I suspect all the players are keeping up appearances and bearing in mind what happens when the inevitable happens and the treaties become meaningless because everyone is simply ignoring them.

As to why we are involved in this club when it has no benefits, it's been discussed before.

We have a political and administrative establishment with its own agenda which the EU serves very well, and if the interests of the UK conflict with that agenda, too bad. It certainly can't admit that the game's up.

The determining factor and a ticking bomb is the fate of the Euro and there is no easy way to stabilise it.

As to why the EU doesn't expel us, there are all sorts of reasons, but one of them is that it would be an enormously destabilising move for it, a huge admission of failure and a psychological blow. Another one is that no means exists within the treaties to do that as far as I'm aware.

eddyh said...

We don't need to leave the EU. Just do not implement any laws we don't agree with and repeal any that have already gone through.This will see us thrown out in time without embarrasing Cast Iron Dave by a referendum.

WitteringsfromWitney said...

c: First para: Agreed. 2nd para: True but would not be allowed to use EU institutions to implement. 3rd para: Agreed. 4th para: Agreed. 5th para: Agreed and it will be messy. 6th para and remainder Agreed, but bear in mind suggestion of being expelled was 'tongue in cheek'. I am well aware of what the LT says (slapped wrist for you!)

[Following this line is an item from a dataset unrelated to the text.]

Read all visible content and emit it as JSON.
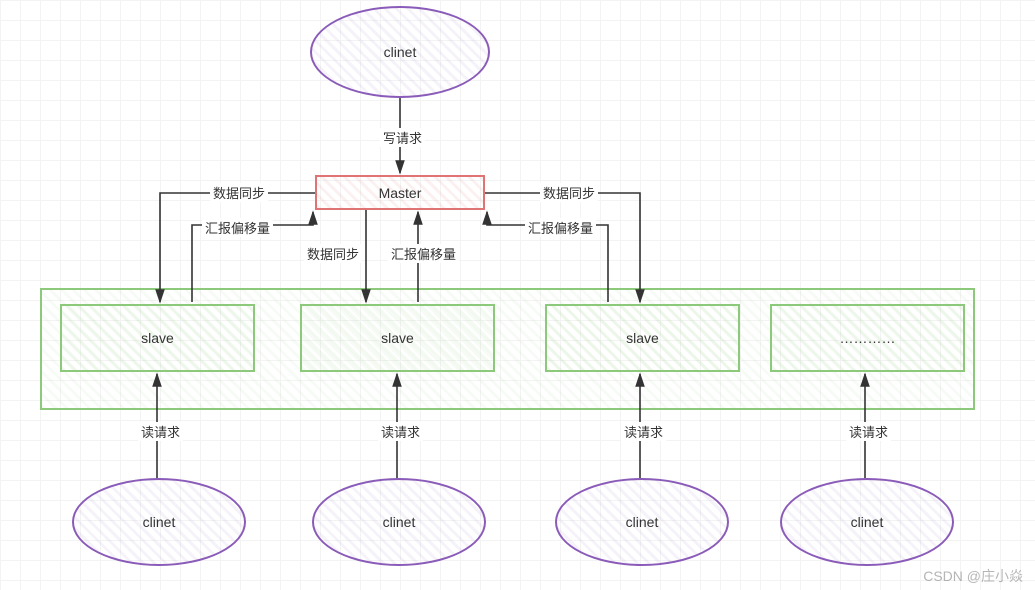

e: Wouldn't work - they would just keep us in whilst piling on fine after fine.......